Problem description: If pictures are present, leave them out, and copy the data word for word.

---------- The input ----------

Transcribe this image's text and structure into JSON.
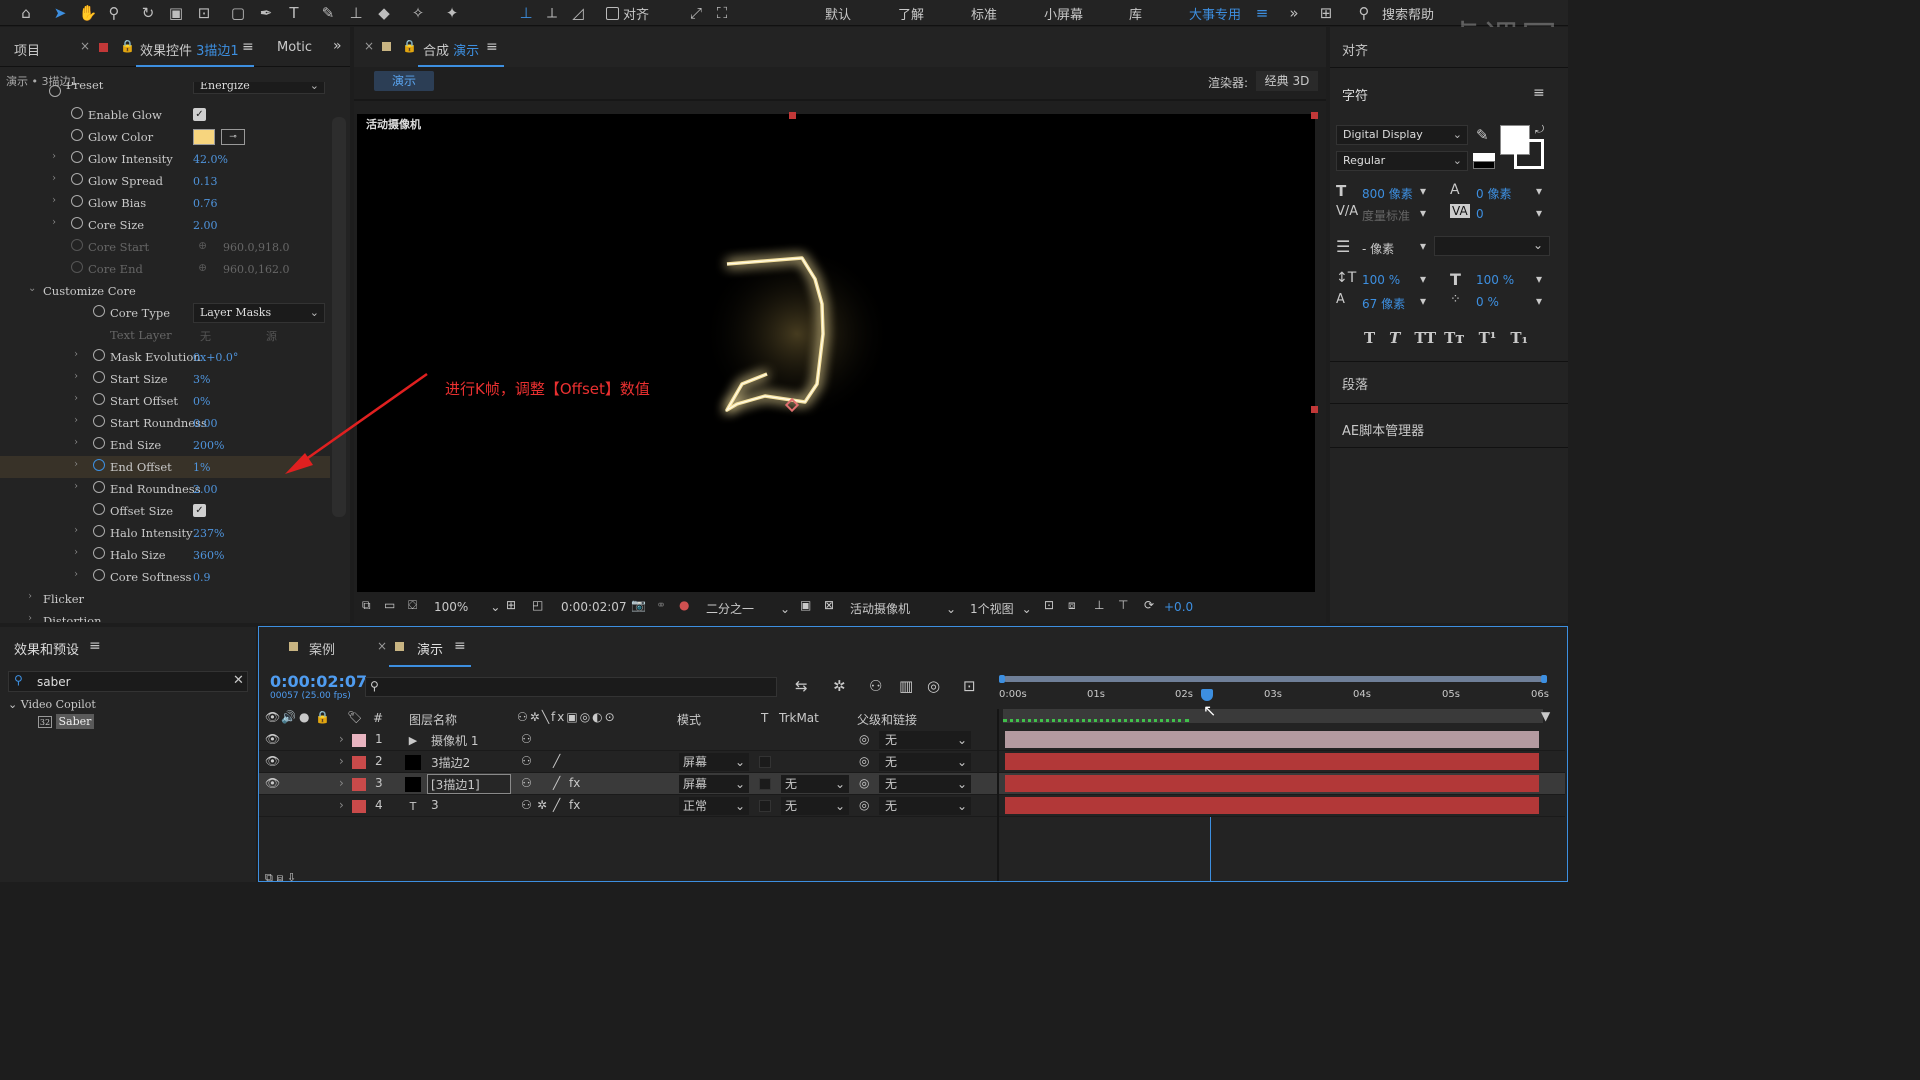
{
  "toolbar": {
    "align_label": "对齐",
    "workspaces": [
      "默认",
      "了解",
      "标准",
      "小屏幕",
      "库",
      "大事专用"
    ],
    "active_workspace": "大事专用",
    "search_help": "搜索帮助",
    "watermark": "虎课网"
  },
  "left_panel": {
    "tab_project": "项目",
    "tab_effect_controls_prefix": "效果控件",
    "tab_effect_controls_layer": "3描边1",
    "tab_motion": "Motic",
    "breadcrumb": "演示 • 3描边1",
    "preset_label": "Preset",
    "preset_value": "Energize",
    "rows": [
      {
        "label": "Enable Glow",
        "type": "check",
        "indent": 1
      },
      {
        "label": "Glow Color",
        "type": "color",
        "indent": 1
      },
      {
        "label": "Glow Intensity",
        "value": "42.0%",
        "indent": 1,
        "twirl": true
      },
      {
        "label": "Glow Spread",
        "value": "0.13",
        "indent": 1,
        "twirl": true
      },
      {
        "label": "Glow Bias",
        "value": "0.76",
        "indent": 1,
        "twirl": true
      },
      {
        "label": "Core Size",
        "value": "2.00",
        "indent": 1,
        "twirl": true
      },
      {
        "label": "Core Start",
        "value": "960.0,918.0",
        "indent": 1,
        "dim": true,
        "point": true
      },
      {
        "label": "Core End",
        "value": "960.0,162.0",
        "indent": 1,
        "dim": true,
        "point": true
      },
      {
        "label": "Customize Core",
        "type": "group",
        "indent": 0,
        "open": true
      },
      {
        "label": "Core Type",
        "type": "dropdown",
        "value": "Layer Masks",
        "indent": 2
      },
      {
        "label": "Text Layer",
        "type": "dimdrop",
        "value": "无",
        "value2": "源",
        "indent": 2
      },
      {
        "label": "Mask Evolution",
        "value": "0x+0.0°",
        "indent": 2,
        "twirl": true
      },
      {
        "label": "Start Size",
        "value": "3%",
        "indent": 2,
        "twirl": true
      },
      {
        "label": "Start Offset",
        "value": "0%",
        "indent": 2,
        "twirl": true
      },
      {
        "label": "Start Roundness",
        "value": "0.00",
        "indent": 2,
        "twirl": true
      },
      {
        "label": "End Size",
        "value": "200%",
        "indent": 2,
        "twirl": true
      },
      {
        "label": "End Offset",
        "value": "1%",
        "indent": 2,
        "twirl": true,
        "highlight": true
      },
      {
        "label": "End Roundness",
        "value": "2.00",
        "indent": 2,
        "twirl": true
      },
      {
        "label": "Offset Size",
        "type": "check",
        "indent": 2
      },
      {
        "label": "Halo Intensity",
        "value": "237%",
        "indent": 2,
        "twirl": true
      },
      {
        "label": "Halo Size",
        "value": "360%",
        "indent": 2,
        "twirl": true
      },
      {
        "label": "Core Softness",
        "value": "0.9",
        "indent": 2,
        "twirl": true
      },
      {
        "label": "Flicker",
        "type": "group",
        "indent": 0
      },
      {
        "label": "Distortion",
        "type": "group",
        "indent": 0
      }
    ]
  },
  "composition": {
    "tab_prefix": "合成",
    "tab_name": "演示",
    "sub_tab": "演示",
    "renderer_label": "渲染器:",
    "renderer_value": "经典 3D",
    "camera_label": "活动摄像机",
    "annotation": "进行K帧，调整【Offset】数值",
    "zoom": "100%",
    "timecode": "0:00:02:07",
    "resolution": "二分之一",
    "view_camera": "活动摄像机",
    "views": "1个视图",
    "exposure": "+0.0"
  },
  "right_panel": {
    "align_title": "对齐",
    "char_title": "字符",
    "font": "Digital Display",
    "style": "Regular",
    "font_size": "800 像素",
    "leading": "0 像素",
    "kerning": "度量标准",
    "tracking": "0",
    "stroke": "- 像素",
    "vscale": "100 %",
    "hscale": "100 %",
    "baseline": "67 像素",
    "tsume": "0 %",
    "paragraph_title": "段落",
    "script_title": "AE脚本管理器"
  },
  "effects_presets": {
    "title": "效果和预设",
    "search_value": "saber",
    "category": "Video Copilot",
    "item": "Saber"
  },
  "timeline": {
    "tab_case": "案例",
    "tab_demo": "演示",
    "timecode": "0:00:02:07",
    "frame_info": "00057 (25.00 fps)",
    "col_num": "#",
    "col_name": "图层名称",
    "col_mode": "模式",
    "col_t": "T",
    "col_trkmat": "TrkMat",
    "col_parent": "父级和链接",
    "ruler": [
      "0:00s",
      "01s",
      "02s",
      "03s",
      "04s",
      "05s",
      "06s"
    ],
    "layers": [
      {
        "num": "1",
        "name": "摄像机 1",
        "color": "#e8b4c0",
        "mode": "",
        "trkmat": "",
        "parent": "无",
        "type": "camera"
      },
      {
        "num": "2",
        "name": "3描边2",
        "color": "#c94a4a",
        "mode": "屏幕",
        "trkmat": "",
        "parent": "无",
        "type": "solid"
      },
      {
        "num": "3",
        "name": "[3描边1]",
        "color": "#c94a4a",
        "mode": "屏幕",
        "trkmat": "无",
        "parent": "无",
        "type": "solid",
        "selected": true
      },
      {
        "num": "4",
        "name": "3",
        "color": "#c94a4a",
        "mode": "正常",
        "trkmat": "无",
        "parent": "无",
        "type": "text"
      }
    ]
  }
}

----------

Final answer:
Transcribe this image's text and structure into JSON.
{
  "toolbar": {
    "align_label": "对齐",
    "workspaces": [
      "默认",
      "了解",
      "标准",
      "小屏幕",
      "库",
      "大事专用"
    ],
    "active_workspace": "大事专用",
    "search_help": "搜索帮助",
    "watermark": "虎课网"
  },
  "left_panel": {
    "tab_project": "项目",
    "tab_effect_controls_prefix": "效果控件",
    "tab_effect_controls_layer": "3描边1",
    "tab_motion": "Motic",
    "breadcrumb": "演示 • 3描边1",
    "preset_label": "Preset",
    "preset_value": "Energize",
    "rows": [
      {
        "label": "Enable Glow",
        "type": "check",
        "indent": 1
      },
      {
        "label": "Glow Color",
        "type": "color",
        "indent": 1
      },
      {
        "label": "Glow Intensity",
        "value": "42.0%",
        "indent": 1,
        "twirl": true
      },
      {
        "label": "Glow Spread",
        "value": "0.13",
        "indent": 1,
        "twirl": true
      },
      {
        "label": "Glow Bias",
        "value": "0.76",
        "indent": 1,
        "twirl": true
      },
      {
        "label": "Core Size",
        "value": "2.00",
        "indent": 1,
        "twirl": true
      },
      {
        "label": "Core Start",
        "value": "960.0,918.0",
        "indent": 1,
        "dim": true,
        "point": true
      },
      {
        "label": "Core End",
        "value": "960.0,162.0",
        "indent": 1,
        "dim": true,
        "point": true
      },
      {
        "label": "Customize Core",
        "type": "group",
        "indent": 0,
        "open": true
      },
      {
        "label": "Core Type",
        "type": "dropdown",
        "value": "Layer Masks",
        "indent": 2
      },
      {
        "label": "Text Layer",
        "type": "dimdrop",
        "value": "无",
        "value2": "源",
        "indent": 2
      },
      {
        "label": "Mask Evolution",
        "value": "0x+0.0°",
        "indent": 2,
        "twirl": true
      },
      {
        "label": "Start Size",
        "value": "3%",
        "indent": 2,
        "twirl": true
      },
      {
        "label": "Start Offset",
        "value": "0%",
        "indent": 2,
        "twirl": true
      },
      {
        "label": "Start Roundness",
        "value": "0.00",
        "indent": 2,
        "twirl": true
      },
      {
        "label": "End Size",
        "value": "200%",
        "indent": 2,
        "twirl": true
      },
      {
        "label": "End Offset",
        "value": "1%",
        "indent": 2,
        "twirl": true,
        "highlight": true
      },
      {
        "label": "End Roundness",
        "value": "2.00",
        "indent": 2,
        "twirl": true
      },
      {
        "label": "Offset Size",
        "type": "check",
        "indent": 2
      },
      {
        "label": "Halo Intensity",
        "value": "237%",
        "indent": 2,
        "twirl": true
      },
      {
        "label": "Halo Size",
        "value": "360%",
        "indent": 2,
        "twirl": true
      },
      {
        "label": "Core Softness",
        "value": "0.9",
        "indent": 2,
        "twirl": true
      },
      {
        "label": "Flicker",
        "type": "group",
        "indent": 0
      },
      {
        "label": "Distortion",
        "type": "group",
        "indent": 0
      }
    ]
  },
  "composition": {
    "tab_prefix": "合成",
    "tab_name": "演示",
    "sub_tab": "演示",
    "renderer_label": "渲染器:",
    "renderer_value": "经典 3D",
    "camera_label": "活动摄像机",
    "annotation": "进行K帧，调整【Offset】数值",
    "zoom": "100%",
    "timecode": "0:00:02:07",
    "resolution": "二分之一",
    "view_camera": "活动摄像机",
    "views": "1个视图",
    "exposure": "+0.0"
  },
  "right_panel": {
    "align_title": "对齐",
    "char_title": "字符",
    "font": "Digital Display",
    "style": "Regular",
    "font_size": "800 像素",
    "leading": "0 像素",
    "kerning": "度量标准",
    "tracking": "0",
    "stroke": "- 像素",
    "vscale": "100 %",
    "hscale": "100 %",
    "baseline": "67 像素",
    "tsume": "0 %",
    "paragraph_title": "段落",
    "script_title": "AE脚本管理器"
  },
  "effects_presets": {
    "title": "效果和预设",
    "search_value": "saber",
    "category": "Video Copilot",
    "item": "Saber"
  },
  "timeline": {
    "tab_case": "案例",
    "tab_demo": "演示",
    "timecode": "0:00:02:07",
    "frame_info": "00057 (25.00 fps)",
    "col_num": "#",
    "col_name": "图层名称",
    "col_mode": "模式",
    "col_t": "T",
    "col_trkmat": "TrkMat",
    "col_parent": "父级和链接",
    "ruler": [
      "0:00s",
      "01s",
      "02s",
      "03s",
      "04s",
      "05s",
      "06s"
    ],
    "layers": [
      {
        "num": "1",
        "name": "摄像机 1",
        "color": "#e8b4c0",
        "mode": "",
        "trkmat": "",
        "parent": "无",
        "type": "camera"
      },
      {
        "num": "2",
        "name": "3描边2",
        "color": "#c94a4a",
        "mode": "屏幕",
        "trkmat": "",
        "parent": "无",
        "type": "solid"
      },
      {
        "num": "3",
        "name": "[3描边1]",
        "color": "#c94a4a",
        "mode": "屏幕",
        "trkmat": "无",
        "parent": "无",
        "type": "solid",
        "selected": true
      },
      {
        "num": "4",
        "name": "3",
        "color": "#c94a4a",
        "mode": "正常",
        "trkmat": "无",
        "parent": "无",
        "type": "text"
      }
    ]
  }
}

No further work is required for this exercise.